BEGIN

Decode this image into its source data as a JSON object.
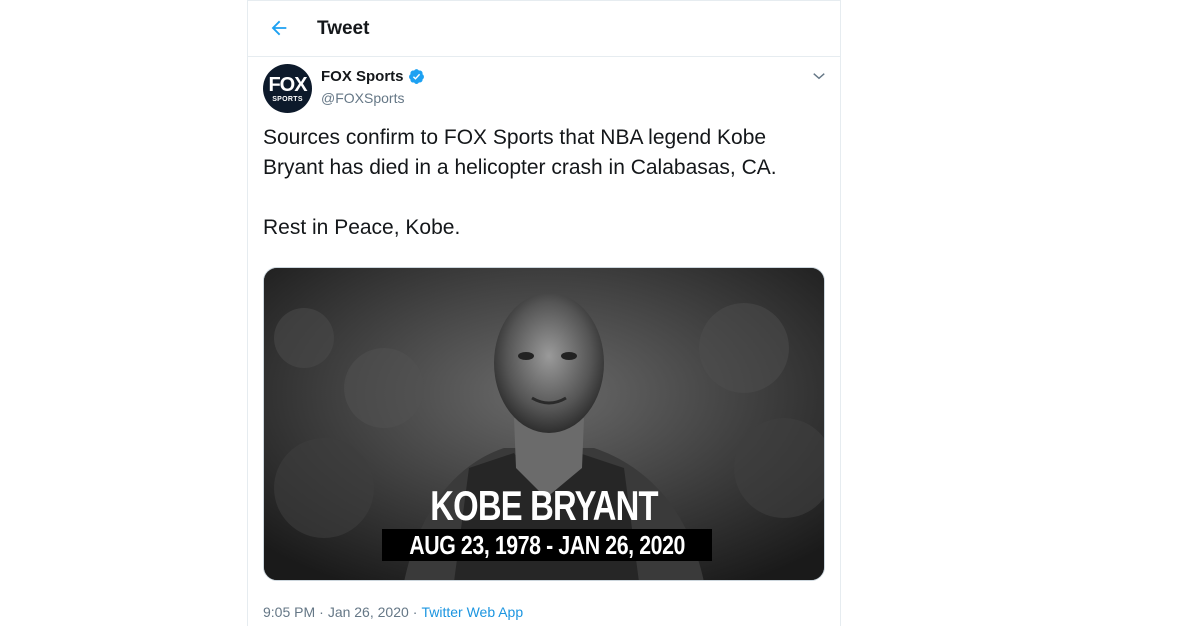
{
  "header": {
    "title": "Tweet",
    "back_icon": "arrow-left-icon"
  },
  "tweet": {
    "author": {
      "display_name": "FOX Sports",
      "handle": "@FOXSports",
      "verified": true,
      "avatar_text_top": "FOX",
      "avatar_text_bottom": "SPORTS"
    },
    "text_lines": [
      "Sources confirm to FOX Sports that NBA legend Kobe Bryant has died in a helicopter crash in Calabasas, CA.",
      "Rest in Peace, Kobe."
    ],
    "media": {
      "caption_name": "KOBE BRYANT",
      "caption_dates": "AUG 23, 1978 - JAN 26, 2020"
    },
    "meta": {
      "time": "9:05 PM",
      "separator": "·",
      "date": "Jan 26, 2020",
      "separator2": "·",
      "source": "Twitter Web App"
    }
  },
  "colors": {
    "accent": "#1da1f2",
    "link": "#1b95e0",
    "secondary_text": "#657786",
    "border": "#e6ecf0"
  }
}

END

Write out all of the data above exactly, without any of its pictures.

(Reply to the task)
Decode this image into its source data as a JSON object.
{
  "header": {
    "title": "Tweet",
    "back_icon": "arrow-left-icon"
  },
  "tweet": {
    "author": {
      "display_name": "FOX Sports",
      "handle": "@FOXSports",
      "verified": true,
      "avatar_text_top": "FOX",
      "avatar_text_bottom": "SPORTS"
    },
    "text_lines": [
      "Sources confirm to FOX Sports that NBA legend Kobe Bryant has died in a helicopter crash in Calabasas, CA.",
      "Rest in Peace, Kobe."
    ],
    "media": {
      "caption_name": "KOBE BRYANT",
      "caption_dates": "AUG 23, 1978 - JAN 26, 2020"
    },
    "meta": {
      "time": "9:05 PM",
      "separator": "·",
      "date": "Jan 26, 2020",
      "separator2": "·",
      "source": "Twitter Web App"
    }
  },
  "colors": {
    "accent": "#1da1f2",
    "link": "#1b95e0",
    "secondary_text": "#657786",
    "border": "#e6ecf0"
  }
}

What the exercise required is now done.